§ **Required action**
What is needed here is every entry, retyped exactly.

↓

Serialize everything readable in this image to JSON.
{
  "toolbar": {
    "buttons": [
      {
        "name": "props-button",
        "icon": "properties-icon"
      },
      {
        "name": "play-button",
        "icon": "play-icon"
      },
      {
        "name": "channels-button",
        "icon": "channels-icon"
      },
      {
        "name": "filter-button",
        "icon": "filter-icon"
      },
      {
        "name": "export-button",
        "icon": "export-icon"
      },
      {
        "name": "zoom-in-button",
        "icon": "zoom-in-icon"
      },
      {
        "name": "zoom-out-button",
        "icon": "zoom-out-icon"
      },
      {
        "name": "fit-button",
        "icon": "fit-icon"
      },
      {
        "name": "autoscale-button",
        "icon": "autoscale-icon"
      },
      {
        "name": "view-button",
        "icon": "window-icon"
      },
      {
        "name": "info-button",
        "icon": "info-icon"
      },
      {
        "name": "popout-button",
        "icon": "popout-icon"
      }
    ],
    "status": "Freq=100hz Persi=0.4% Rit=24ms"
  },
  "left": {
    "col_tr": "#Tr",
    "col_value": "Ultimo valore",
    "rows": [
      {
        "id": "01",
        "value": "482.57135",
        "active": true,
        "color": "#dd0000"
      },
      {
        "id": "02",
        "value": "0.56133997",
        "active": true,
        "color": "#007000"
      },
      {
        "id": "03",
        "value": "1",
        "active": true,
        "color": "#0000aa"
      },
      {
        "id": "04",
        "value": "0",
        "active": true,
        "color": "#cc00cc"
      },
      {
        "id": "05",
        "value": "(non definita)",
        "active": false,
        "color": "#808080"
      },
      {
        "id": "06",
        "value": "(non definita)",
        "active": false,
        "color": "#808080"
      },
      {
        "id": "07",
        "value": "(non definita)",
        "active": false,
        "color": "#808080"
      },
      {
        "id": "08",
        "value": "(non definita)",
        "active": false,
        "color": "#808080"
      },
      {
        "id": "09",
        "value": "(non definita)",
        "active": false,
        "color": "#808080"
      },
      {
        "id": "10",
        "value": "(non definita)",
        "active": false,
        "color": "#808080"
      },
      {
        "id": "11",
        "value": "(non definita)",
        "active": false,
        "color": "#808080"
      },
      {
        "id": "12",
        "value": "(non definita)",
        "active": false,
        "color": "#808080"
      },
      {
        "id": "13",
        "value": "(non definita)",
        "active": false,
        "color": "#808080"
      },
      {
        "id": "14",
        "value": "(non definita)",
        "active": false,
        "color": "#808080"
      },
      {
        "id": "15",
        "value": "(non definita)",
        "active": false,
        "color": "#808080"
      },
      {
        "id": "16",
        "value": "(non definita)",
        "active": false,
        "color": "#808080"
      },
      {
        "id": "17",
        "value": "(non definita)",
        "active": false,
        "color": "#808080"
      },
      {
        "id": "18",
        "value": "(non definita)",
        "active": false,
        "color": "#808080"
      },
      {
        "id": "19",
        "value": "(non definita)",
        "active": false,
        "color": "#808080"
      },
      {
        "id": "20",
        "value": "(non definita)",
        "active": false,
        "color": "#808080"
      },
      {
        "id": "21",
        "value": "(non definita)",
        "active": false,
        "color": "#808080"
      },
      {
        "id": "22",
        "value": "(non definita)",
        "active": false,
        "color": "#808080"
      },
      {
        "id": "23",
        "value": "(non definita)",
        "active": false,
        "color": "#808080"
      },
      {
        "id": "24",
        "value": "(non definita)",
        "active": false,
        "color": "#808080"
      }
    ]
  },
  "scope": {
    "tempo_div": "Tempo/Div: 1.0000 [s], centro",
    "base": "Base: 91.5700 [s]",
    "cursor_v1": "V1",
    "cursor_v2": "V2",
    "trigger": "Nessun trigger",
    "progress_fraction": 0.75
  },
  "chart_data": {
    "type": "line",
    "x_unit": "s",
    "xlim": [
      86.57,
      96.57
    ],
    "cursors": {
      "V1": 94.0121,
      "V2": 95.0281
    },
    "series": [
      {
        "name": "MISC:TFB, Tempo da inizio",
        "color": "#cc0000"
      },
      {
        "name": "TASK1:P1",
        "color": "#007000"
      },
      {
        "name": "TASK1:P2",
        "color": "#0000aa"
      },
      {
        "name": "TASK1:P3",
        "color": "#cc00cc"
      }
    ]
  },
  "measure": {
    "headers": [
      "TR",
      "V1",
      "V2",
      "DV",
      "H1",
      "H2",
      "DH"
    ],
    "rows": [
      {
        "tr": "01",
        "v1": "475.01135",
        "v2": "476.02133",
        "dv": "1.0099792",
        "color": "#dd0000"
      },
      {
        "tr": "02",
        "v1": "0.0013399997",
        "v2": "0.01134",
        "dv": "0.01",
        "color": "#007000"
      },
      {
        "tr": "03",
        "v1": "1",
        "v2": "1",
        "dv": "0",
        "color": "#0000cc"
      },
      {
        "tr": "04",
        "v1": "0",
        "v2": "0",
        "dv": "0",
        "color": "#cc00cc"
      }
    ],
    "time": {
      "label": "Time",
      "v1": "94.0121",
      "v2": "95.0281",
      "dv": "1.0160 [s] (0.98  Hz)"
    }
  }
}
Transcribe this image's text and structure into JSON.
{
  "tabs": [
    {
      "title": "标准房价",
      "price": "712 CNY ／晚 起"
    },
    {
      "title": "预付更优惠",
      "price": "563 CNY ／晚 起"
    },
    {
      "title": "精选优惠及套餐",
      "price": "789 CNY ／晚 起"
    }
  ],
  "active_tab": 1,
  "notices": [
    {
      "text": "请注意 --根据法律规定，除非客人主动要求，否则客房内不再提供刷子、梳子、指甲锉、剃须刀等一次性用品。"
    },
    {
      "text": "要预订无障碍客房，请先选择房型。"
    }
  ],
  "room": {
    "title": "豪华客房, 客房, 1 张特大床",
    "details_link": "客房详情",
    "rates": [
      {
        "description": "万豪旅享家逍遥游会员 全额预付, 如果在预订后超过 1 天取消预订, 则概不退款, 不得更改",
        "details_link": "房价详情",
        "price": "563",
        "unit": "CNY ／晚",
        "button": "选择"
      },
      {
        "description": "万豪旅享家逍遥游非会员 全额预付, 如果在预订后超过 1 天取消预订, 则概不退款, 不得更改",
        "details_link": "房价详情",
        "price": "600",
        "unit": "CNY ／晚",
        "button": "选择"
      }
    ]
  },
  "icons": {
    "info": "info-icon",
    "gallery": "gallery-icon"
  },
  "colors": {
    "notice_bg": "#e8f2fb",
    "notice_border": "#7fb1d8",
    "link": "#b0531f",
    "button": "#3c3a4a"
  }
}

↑

§ **Task solution**
Serialize everything readable in this image to JSON.
{
  "toolbar": {
    "buttons": [
      {
        "name": "props-button",
        "icon": "properties-icon"
      },
      {
        "name": "play-button",
        "icon": "play-icon"
      },
      {
        "name": "channels-button",
        "icon": "channels-icon"
      },
      {
        "name": "filter-button",
        "icon": "filter-icon"
      },
      {
        "name": "export-button",
        "icon": "export-icon"
      },
      {
        "name": "zoom-in-button",
        "icon": "zoom-in-icon"
      },
      {
        "name": "zoom-out-button",
        "icon": "zoom-out-icon"
      },
      {
        "name": "fit-button",
        "icon": "fit-icon"
      },
      {
        "name": "autoscale-button",
        "icon": "autoscale-icon"
      },
      {
        "name": "view-button",
        "icon": "window-icon"
      },
      {
        "name": "info-button",
        "icon": "info-icon"
      },
      {
        "name": "popout-button",
        "icon": "popout-icon"
      }
    ],
    "status": "Freq=100hz Persi=0.4% Rit=24ms"
  },
  "left": {
    "col_tr": "#Tr",
    "col_value": "Ultimo valore",
    "rows": [
      {
        "id": "01",
        "value": "482.57135",
        "active": true,
        "color": "#dd0000"
      },
      {
        "id": "02",
        "value": "0.56133997",
        "active": true,
        "color": "#007000"
      },
      {
        "id": "03",
        "value": "1",
        "active": true,
        "color": "#0000aa"
      },
      {
        "id": "04",
        "value": "0",
        "active": true,
        "color": "#cc00cc"
      },
      {
        "id": "05",
        "value": "(non definita)",
        "active": false,
        "color": "#808080"
      },
      {
        "id": "06",
        "value": "(non definita)",
        "active": false,
        "color": "#808080"
      },
      {
        "id": "07",
        "value": "(non definita)",
        "active": false,
        "color": "#808080"
      },
      {
        "id": "08",
        "value": "(non definita)",
        "active": false,
        "color": "#808080"
      },
      {
        "id": "09",
        "value": "(non definita)",
        "active": false,
        "color": "#808080"
      },
      {
        "id": "10",
        "value": "(non definita)",
        "active": false,
        "color": "#808080"
      },
      {
        "id": "11",
        "value": "(non definita)",
        "active": false,
        "color": "#808080"
      },
      {
        "id": "12",
        "value": "(non definita)",
        "active": false,
        "color": "#808080"
      },
      {
        "id": "13",
        "value": "(non definita)",
        "active": false,
        "color": "#808080"
      },
      {
        "id": "14",
        "value": "(non definita)",
        "active": false,
        "color": "#808080"
      },
      {
        "id": "15",
        "value": "(non definita)",
        "active": false,
        "color": "#808080"
      },
      {
        "id": "16",
        "value": "(non definita)",
        "active": false,
        "color": "#808080"
      },
      {
        "id": "17",
        "value": "(non definita)",
        "active": false,
        "color": "#808080"
      },
      {
        "id": "18",
        "value": "(non definita)",
        "active": false,
        "color": "#808080"
      },
      {
        "id": "19",
        "value": "(non definita)",
        "active": false,
        "color": "#808080"
      },
      {
        "id": "20",
        "value": "(non definita)",
        "active": false,
        "color": "#808080"
      },
      {
        "id": "21",
        "value": "(non definita)",
        "active": false,
        "color": "#808080"
      },
      {
        "id": "22",
        "value": "(non definita)",
        "active": false,
        "color": "#808080"
      },
      {
        "id": "23",
        "value": "(non definita)",
        "active": false,
        "color": "#808080"
      },
      {
        "id": "24",
        "value": "(non definita)",
        "active": false,
        "color": "#808080"
      }
    ]
  },
  "scope": {
    "tempo_div": "Tempo/Div: 1.0000 [s], centro",
    "base": "Base: 91.5700 [s]",
    "cursor_v1": "V1",
    "cursor_v2": "V2",
    "trigger": "Nessun trigger",
    "progress_fraction": 0.75
  },
  "chart_data": {
    "type": "line",
    "x_unit": "s",
    "xlim": [
      86.57,
      96.57
    ],
    "cursors": {
      "V1": 94.0121,
      "V2": 95.0281
    },
    "series": [
      {
        "name": "MISC:TFB, Tempo da inizio",
        "color": "#cc0000"
      },
      {
        "name": "TASK1:P1",
        "color": "#007000"
      },
      {
        "name": "TASK1:P2",
        "color": "#0000aa"
      },
      {
        "name": "TASK1:P3",
        "color": "#cc00cc"
      }
    ]
  },
  "measure": {
    "headers": [
      "TR",
      "V1",
      "V2",
      "DV",
      "H1",
      "H2",
      "DH"
    ],
    "rows": [
      {
        "tr": "01",
        "v1": "475.01135",
        "v2": "476.02133",
        "dv": "1.0099792",
        "color": "#dd0000"
      },
      {
        "tr": "02",
        "v1": "0.0013399997",
        "v2": "0.01134",
        "dv": "0.01",
        "color": "#007000"
      },
      {
        "tr": "03",
        "v1": "1",
        "v2": "1",
        "dv": "0",
        "color": "#0000cc"
      },
      {
        "tr": "04",
        "v1": "0",
        "v2": "0",
        "dv": "0",
        "color": "#cc00cc"
      }
    ],
    "time": {
      "label": "Time",
      "v1": "94.0121",
      "v2": "95.0281",
      "dv": "1.0160 [s] (0.98  Hz)"
    }
  }
}
Transcribe this image's text and structure into JSON.
{
  "tabs": [
    {
      "title": "标准房价",
      "price": "712 CNY ／晚 起"
    },
    {
      "title": "预付更优惠",
      "price": "563 CNY ／晚 起"
    },
    {
      "title": "精选优惠及套餐",
      "price": "789 CNY ／晚 起"
    }
  ],
  "active_tab": 1,
  "notices": [
    {
      "text": "请注意 --根据法律规定，除非客人主动要求，否则客房内不再提供刷子、梳子、指甲锉、剃须刀等一次性用品。"
    },
    {
      "text": "要预订无障碍客房，请先选择房型。"
    }
  ],
  "room": {
    "title": "豪华客房, 客房, 1 张特大床",
    "details_link": "客房详情",
    "rates": [
      {
        "description": "万豪旅享家逍遥游会员 全额预付, 如果在预订后超过 1 天取消预订, 则概不退款, 不得更改",
        "details_link": "房价详情",
        "price": "563",
        "unit": "CNY ／晚",
        "button": "选择"
      },
      {
        "description": "万豪旅享家逍遥游非会员 全额预付, 如果在预订后超过 1 天取消预订, 则概不退款, 不得更改",
        "details_link": "房价详情",
        "price": "600",
        "unit": "CNY ／晚",
        "button": "选择"
      }
    ]
  },
  "icons": {
    "info": "info-icon",
    "gallery": "gallery-icon"
  },
  "colors": {
    "notice_bg": "#e8f2fb",
    "notice_border": "#7fb1d8",
    "link": "#b0531f",
    "button": "#3c3a4a"
  }
}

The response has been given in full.